Well when you think of Donald Trump, many things may spring to mind, especially since he threw his hat in the ring for the Republican leadership race. But regardless of what new project Donald takes on or what the media are saying about him we can’t help but think about that well-known signature hair style. Most of us associate Donald Trump hair with typical male pattern baldness and the cover up hairstyles we sometimes use to hide it. But what is hair loss, why does it occur and what can we do about it?
Understanding Hair Loss
[the_ad id=”940″]Most people normally shed 50 to 100 hairs a day that usually doesn’t cause noticeable thinning of scalp hair because new hair is growing in at the same time. Hair loss occurs when this cycle of hair growth and shedding is disrupted or when the hair follicle is destroyed and replaced with scar tissue.
The exact cause of hair loss may not be fully understood, but it’s usually related to one or more of the following factors:
- Family history (heredity)
- Hormonal changes
- Medical conditions
Family history (heredity)
The most common cause of hair loss is a hereditary condition called male-pattern baldness or female-pattern baldness. Hair loss occurs gradually and in predictable patterns either with a receding hairline or bald spot in men and thinning hair in women.
Heredity also influences the age at which we begin to lose hair, the speed of hair loss and the extent of baldness. Pattern baldness is most common in men and may involve both hair thinning and miniaturization (hair becomes soft, fine and short).
Causes of Hair Loss:
Hormonal changes and medical conditions
- Hormonal changes. Hormonal changes and imbalances can cause temporary hair loss. This could be due to pregnancy, childbirth or the onset of menopause. Hormone levels are also affected by the thyroid gland, so thyroid problems may cause hair loss.
- Patchy hair loss. This hair loss is called alopecia areata and occurs when the body’s immune system attacks hair follicles — causing sudden hair loss that leaves smooth, roundish bald patches on the skin.
- Scalp infections. Infections, such as ringworm, can invade the hair and skin of your scalp, leading to scaly patches and hair loss. Once infections are treated, hair generally grows back.
Hair loss can also be caused by medications used for cancer, arthritis, depression, heart problems, high blood pressure and birth control. Intake of too much vitamin A may cause hair loss as well.
Other causes of hair loss
Hair loss can also result from:
- Radiation therapy to the head. The hair may not grow back the same as it was before.
- A trigger event. Many people experience a general thinning of hair several months after a physical or emotional shock. This type of hair loss is temporary. Examples of trigger events include sudden or excessive weight loss, a high fever, surgery, or a death in the family.
- Certain hairstyles and treatments. Excessive hairstyling or hairstyles that pull your hair tight, such as pigtails or cornrows, can cause traction alopecia.
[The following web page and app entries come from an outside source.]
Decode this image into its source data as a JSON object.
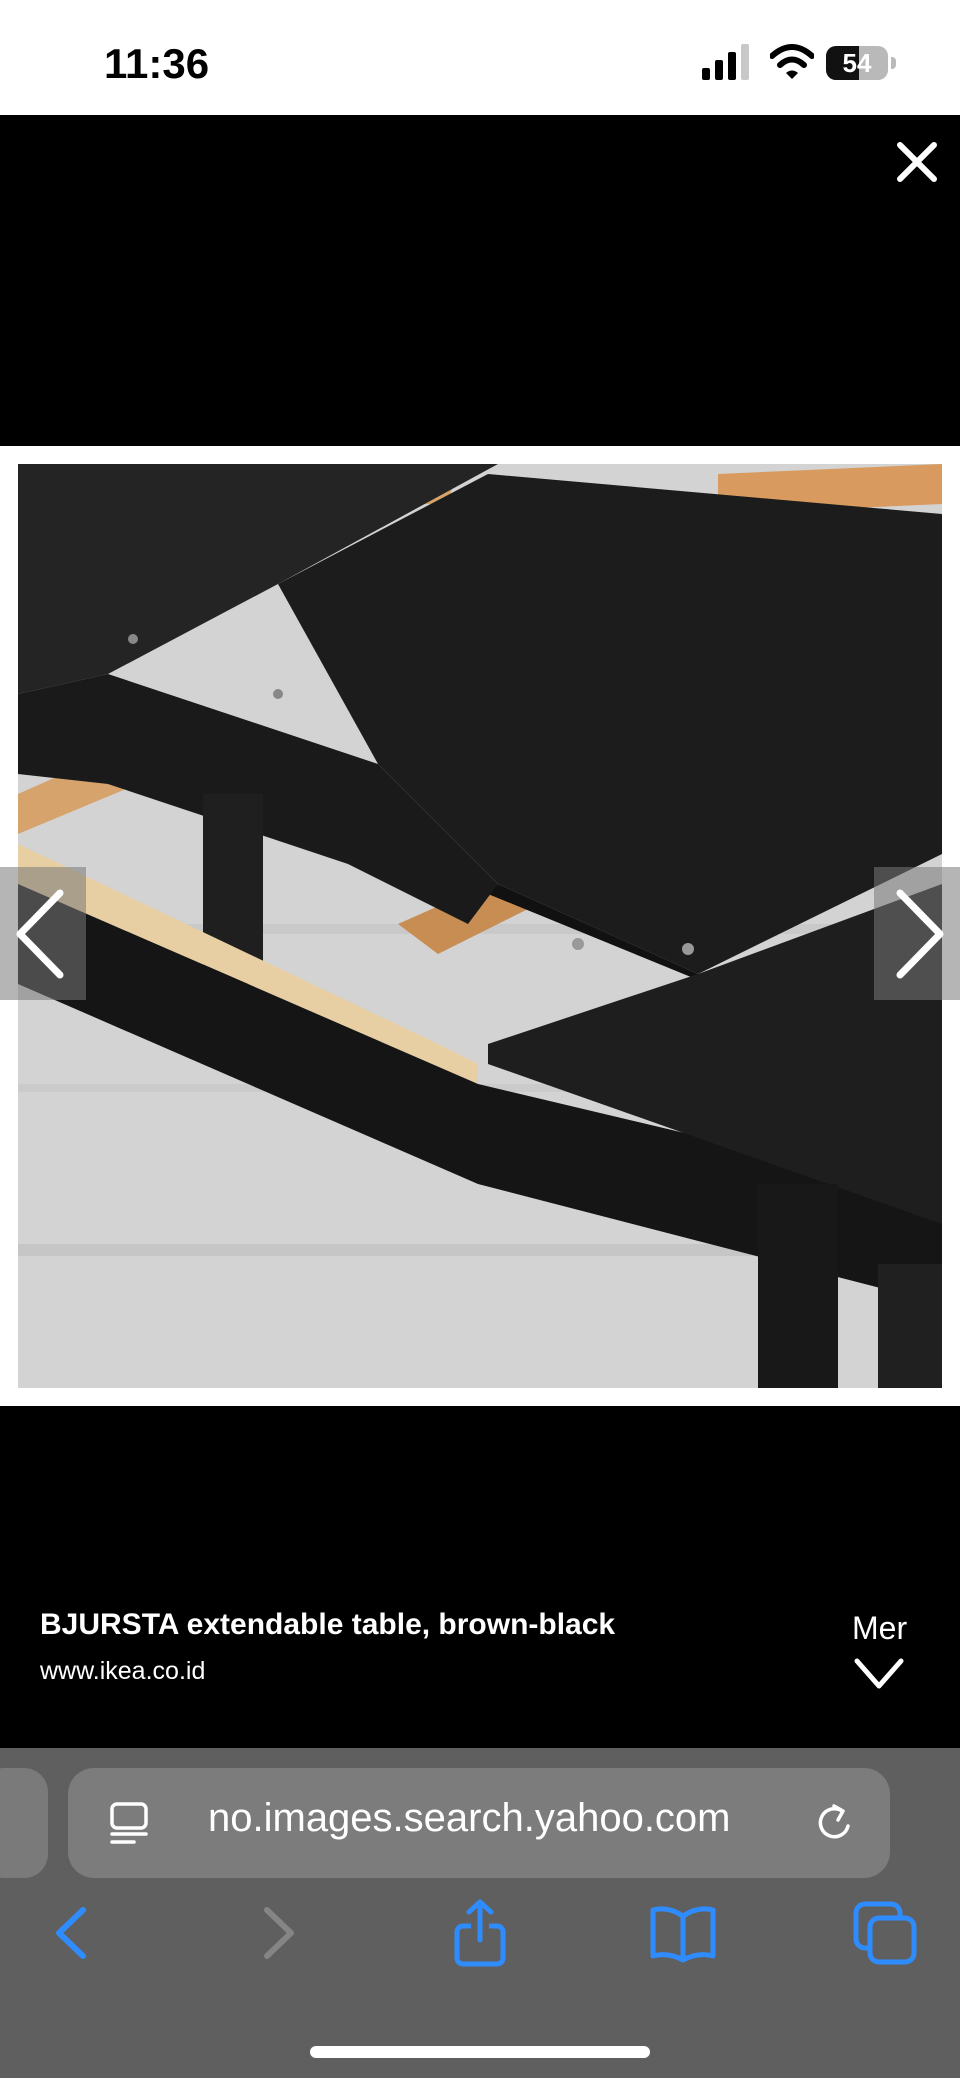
{
  "status_bar": {
    "time": "11:36",
    "battery_percent": "54",
    "battery_level": 0.54
  },
  "image_viewer": {
    "close_icon": "close-icon",
    "prev_icon": "chevron-left-icon",
    "next_icon": "chevron-right-icon",
    "caption": {
      "title": "BJURSTA extendable table, brown-black",
      "source": "www.ikea.co.id"
    },
    "more_label": "Mer"
  },
  "browser": {
    "address": "no.images.search.yahoo.com",
    "accent_color": "#2f8cff",
    "toolbar_icons": [
      "back-icon",
      "forward-icon",
      "share-icon",
      "bookmarks-icon",
      "tabs-icon"
    ]
  }
}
Hot oil hair treatments and permanents can cause inflammation of hair follicles that leads to hair loss. If scarring occurs, hair loss could be permanent.
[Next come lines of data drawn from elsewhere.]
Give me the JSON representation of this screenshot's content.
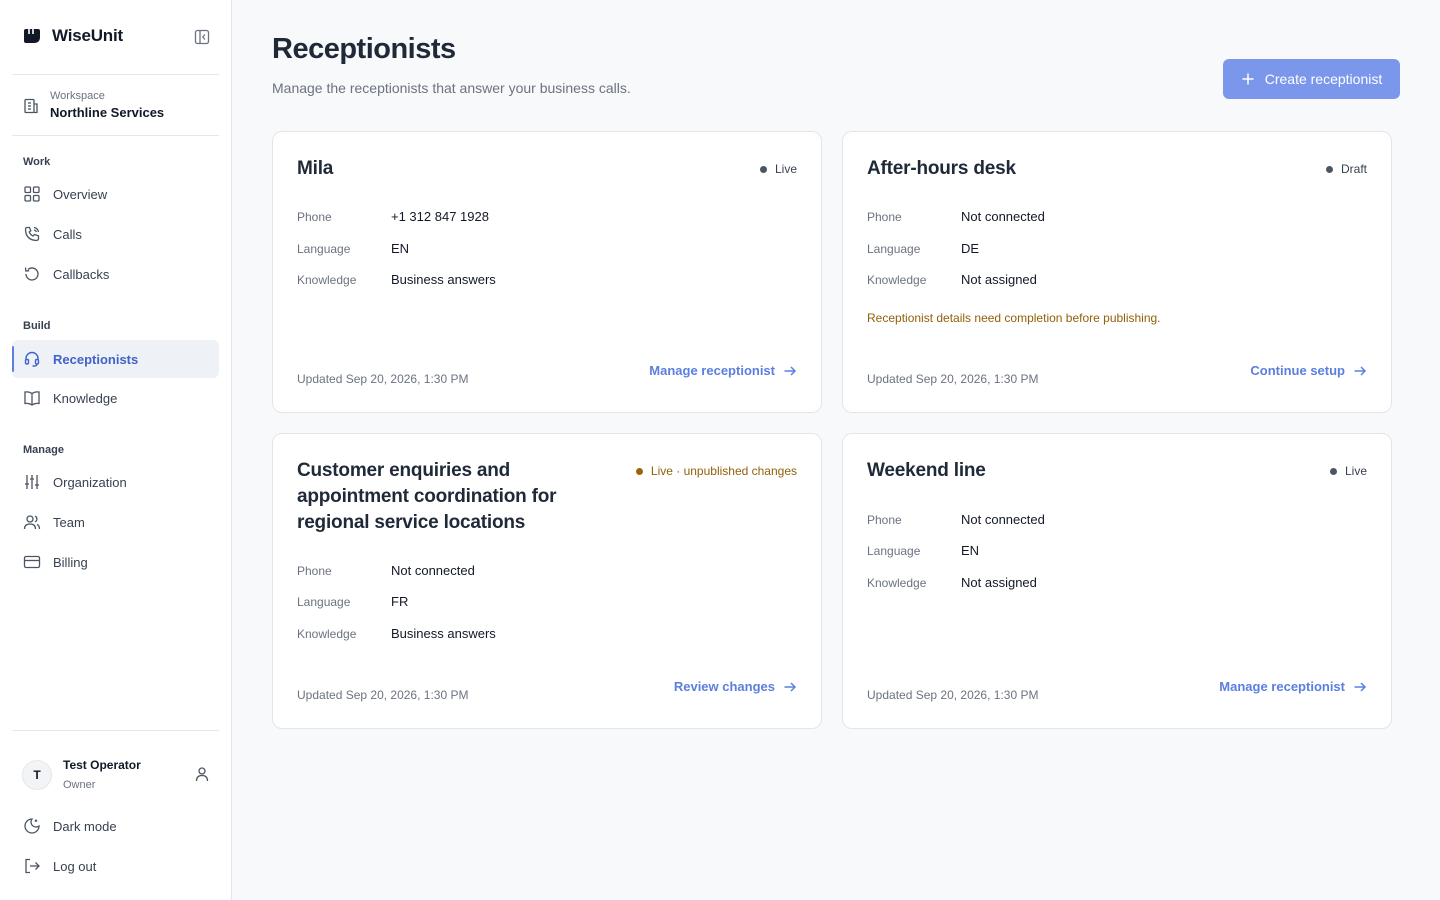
{
  "sidebar": {
    "brand": "WiseUnit",
    "workspace": {
      "label": "Workspace",
      "name": "Northline Services"
    },
    "sections": {
      "work": "Work",
      "build": "Build",
      "manage": "Manage"
    },
    "items": [
      {
        "label": "Overview",
        "icon": "grid-icon"
      },
      {
        "label": "Calls",
        "icon": "phone-icon"
      },
      {
        "label": "Callbacks",
        "icon": "refresh-icon"
      },
      {
        "label": "Receptionists",
        "icon": "headset-icon",
        "active": true
      },
      {
        "label": "Knowledge",
        "icon": "book-icon"
      },
      {
        "label": "Organization",
        "icon": "sliders-icon"
      },
      {
        "label": "Team",
        "icon": "users-icon"
      },
      {
        "label": "Billing",
        "icon": "credit-card-icon"
      }
    ],
    "user": {
      "initial": "T",
      "name": "Test Operator",
      "role": "Owner"
    },
    "dark_mode": "Dark mode",
    "logout": "Log out"
  },
  "main": {
    "title": "Receptionists",
    "subtitle": "Manage the receptionists that answer your business calls.",
    "create_button": "Create receptionist",
    "field_labels": {
      "phone": "Phone",
      "language": "Language",
      "knowledge": "Knowledge"
    },
    "cards": [
      {
        "name": "Mila",
        "status": "Live",
        "phone": "+1 312 847 1928",
        "language": "EN",
        "knowledge": "Business answers",
        "updated": "Updated Sep 20, 2026, 1:30 PM",
        "action": "Manage receptionist"
      },
      {
        "name": "After-hours desk",
        "status": "Draft",
        "phone": "Not connected",
        "language": "DE",
        "knowledge": "Not assigned",
        "note": "Receptionist details need completion before publishing.",
        "updated": "Updated Sep 20, 2026, 1:30 PM",
        "action": "Continue setup"
      },
      {
        "name": "Customer enquiries and appointment coordination for regional service locations",
        "status": "Live · unpublished changes",
        "phone": "Not connected",
        "language": "FR",
        "knowledge": "Business answers",
        "updated": "Updated Sep 20, 2026, 1:30 PM",
        "action": "Review changes"
      },
      {
        "name": "Weekend line",
        "status": "Live",
        "phone": "Not connected",
        "language": "EN",
        "knowledge": "Not assigned",
        "updated": "Updated Sep 20, 2026, 1:30 PM",
        "action": "Manage receptionist"
      }
    ]
  },
  "colors": {
    "accent": "#5b7fe0",
    "primary_button": "#7a97ec",
    "warning": "#92600a",
    "active_nav_bg": "#eef1f6"
  }
}
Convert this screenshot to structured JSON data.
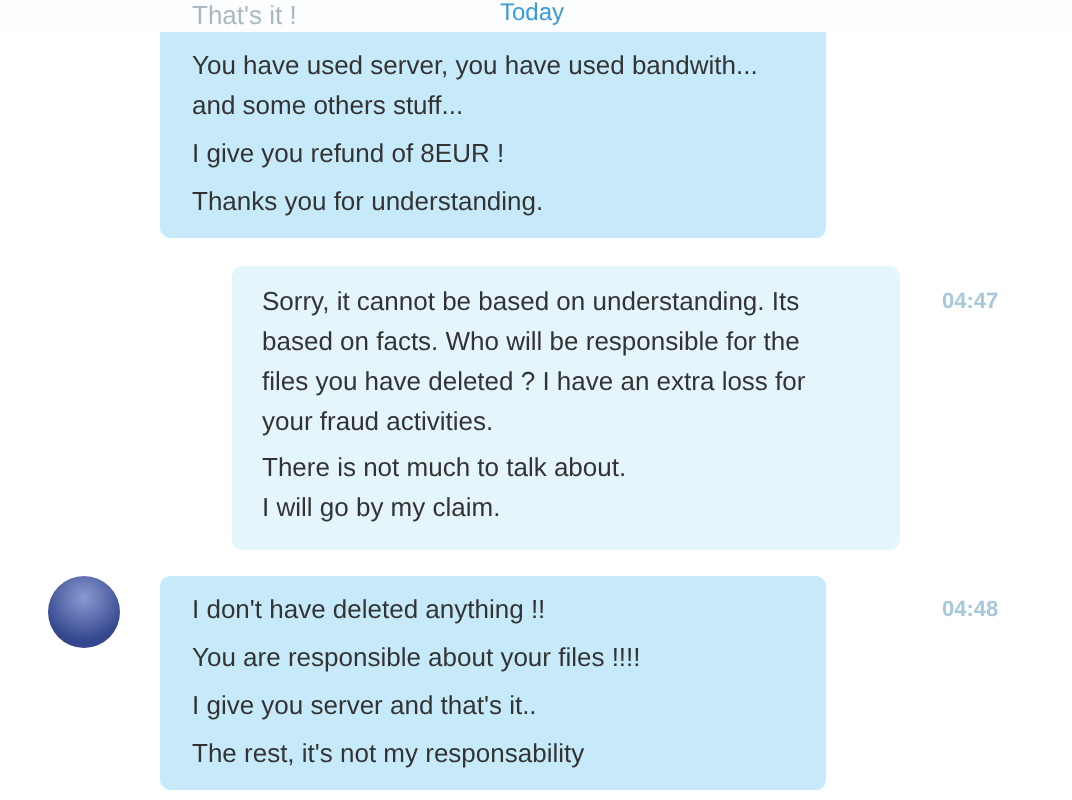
{
  "header": {
    "faded_text": "That's it !",
    "date": "Today"
  },
  "messages": [
    {
      "kind": "incoming",
      "avatar": false,
      "paragraphs": [
        [
          "You have used server, you have used bandwith...",
          "and some others stuff..."
        ],
        [
          "I give you refund of 8EUR !"
        ],
        [
          "Thanks you for understanding."
        ]
      ]
    },
    {
      "kind": "outgoing",
      "avatar": false,
      "time": "04:47",
      "paragraphs": [
        [
          "Sorry, it cannot be based on understanding. Its",
          "based on facts. Who will be responsible for the",
          "files you have deleted ? I have an extra loss for",
          "your fraud activities."
        ],
        [
          "There is not much to talk about.",
          "I will go by my claim."
        ]
      ]
    },
    {
      "kind": "incoming",
      "avatar": true,
      "time": "04:48",
      "paragraphs": [
        [
          "I don't have deleted anything !!"
        ],
        [
          "You are responsible about your files !!!!"
        ],
        [
          "I give you server and that's it.."
        ],
        [
          "The rest, it's not my responsability"
        ]
      ]
    }
  ]
}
What Can We Do About Hair Loss?
- Minoxidil or Rogaine as it was originally marketed as, massaged into the scalp twice a day has had modest to very good results.
- Finasteride or Propecia as it is known as under the original brand name. Finasteride keeps testosterone from forming its DHT by-product which promotes hair loss.
- Surgery or hair transplants have become popular and can be successful under certain circumstances
- Supplements can help significantly. Studies have shown Omega 3, Vitamin E and Vitamin C and even Black Current Oil may have some positive effect.
- GH3 Gerovital, the Origonal formula of Dr. Aslan has been shown to regenerate hair growth.
Excerpt from GH3 – Will It Keep You Young Longer? By Herbert Bailey: Author of the million-copy bestseller Vitamin E, Your Key To A Healthy Heart
“I knew that many patients who had baldness, thinning hair and Alopecea, under Dr. Ana Aslan’s supervision and GH3 treatments, had new hair growth as well as recoloration of gray hair–—by well-documented evidence–—but this was the first time I had seen personally new hair growth. No doubt it was due to how long it takes for this to occur at least a year or two—or never, for most people thus far. It depends on the individual and the circumstances, I have found.It has been hypothesized that hair grows back as a result of the GH3 stimulatory action on the endocrine glands, chiefly the pituitary and adrenals.”
Tell us what has worked for you with hair loss.